Did you know that what we say is what we believe even if we don’t believe it at the time? Scientific research has proven that we are more likely to believe in what we say, out loud, to ourselves, more than if we hear the same things repeatedly from other people.
If we’re constantly bombarding our minds and our spirits and our physical beings with negative self-talk, then we will begin to feel those effects in our lives. We become more irritated and easily agitated, we become depressed and our moods become glum and dower. In our physical beings, we begin to experience more aches, pains, and illnesses. Negative self-talk only adds stress to an already stressful existence.
For me, every night, I start my prayer with “Thank you for today.” It’s a way for me to get the conversation started. I say “thank you” for something that we all take for granted – the fact that we had another day of life, and another chance to become who and what we are designed to be.
After I say my thank you for the day, I list those five things that come to my mind that I’m grateful for. They don’t have to be giant, earth-shattering things, just the first five. Sometimes my list looks like this:
- I’m grateful for coffee today
- I’m grateful for my pillow
- I’m grateful that I had the wherewithal not to cuss out the idiot that pulled out in front of me in traffic
- I’m grateful for socks
- I’m grateful for the sleep I’m about to get
The list doesn’t have to be in any order, or with any particular focus except having gratitude for something. That’s it.
After I say my gratitude’s, I talk to my God the same way I’d talk to Steven over coffee. I vent about what I’m frustrated about, I suss out ideas for new designs or talk about a color or material I’ve found and how much I like or don’t like it. I complain about the pain in my body or rejoice over the fact that I didn’t have to use a walker or cane that day. After all, it’s a simple conversation with my best friend, and talking about whatever is on my mind helps me get it out of my head so I’ve got the room for new, more positive notions and ideas.

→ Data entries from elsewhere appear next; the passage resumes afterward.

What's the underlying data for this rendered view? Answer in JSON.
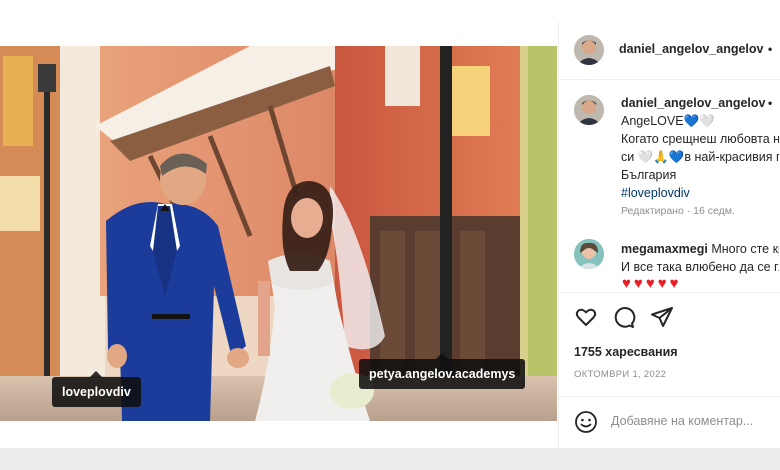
{
  "post": {
    "username": "daniel_angelov_angelov",
    "header_dot": "•",
    "caption": {
      "username": "daniel_angelov_angelov",
      "dot": "•",
      "line1": "AngeLOVE💙🤍",
      "line2": "Когато срещнеш любовта на живота",
      "line3": "си 🤍🙏💙в най-красивия град в",
      "line4": "България",
      "hashtag": "#loveplovdiv"
    },
    "edited": "Редактирано · 16 седм.",
    "comment": {
      "username": "megamaxmegi",
      "text_part1": "Много сте красиви",
      "text_part2": "И все така влюбено да се гледате",
      "hearts": [
        "♥",
        "♥",
        "♥",
        "♥",
        "♥"
      ]
    },
    "likes": "1755 харесвания",
    "date": "ОКТОМВРИ 1, 2022",
    "comment_placeholder": "Добавяне на коментар..."
  },
  "photo_tags": {
    "left": "loveplovdiv",
    "right": "petya.angelov.academys"
  },
  "icons": {
    "like": "heart-outline-icon",
    "comment": "speech-bubble-icon",
    "share": "paper-plane-icon",
    "emoji": "smiley-icon",
    "tag_user": "user-silhouette-icon",
    "more": "more-options-icon"
  },
  "colors": {
    "hashtag": "#00376b",
    "heart_red": "#ed1c24",
    "blue_heart": "#2e7fd6",
    "suit_blue": "#1c3c9c"
  }
}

I always end my prayers with saying “Thanks for listening. I love you.”
Bear in mind that when I started this journey to healing and began my gratitude practice, I was literally fighting for my life. There were a lot of days I had to force myself to find something to be grateful for or force myself to say thank you and many nights I felt utterly ridiculous having those “conversations” in bed. But I kept at it, and about three months into the practices, I began to see changes in my life – again, not huge, earth-shattering changes, but subtle shifts. My mood, despite chronic pain and fatigue, began to lift. A lot of the depression and darkness I felt began to go away and things began to seem “lighter” and not so difficult to bear.
There’s a lot to be said for having an “attitude of gratitude” all the time, even when we think we have nothing at all to be grateful for.
Do you practice a gratitude routine? I’d love to hear about it. Leave me a note in the comments below, or if you’re reading this in the newsletter, write back and let me know what your own gratitude practices are and how they’ve helped you and your world change.
Want to know more about the benefits of gratitude? Check out the links below.
In the meantime, Namaste and have a wonderful day!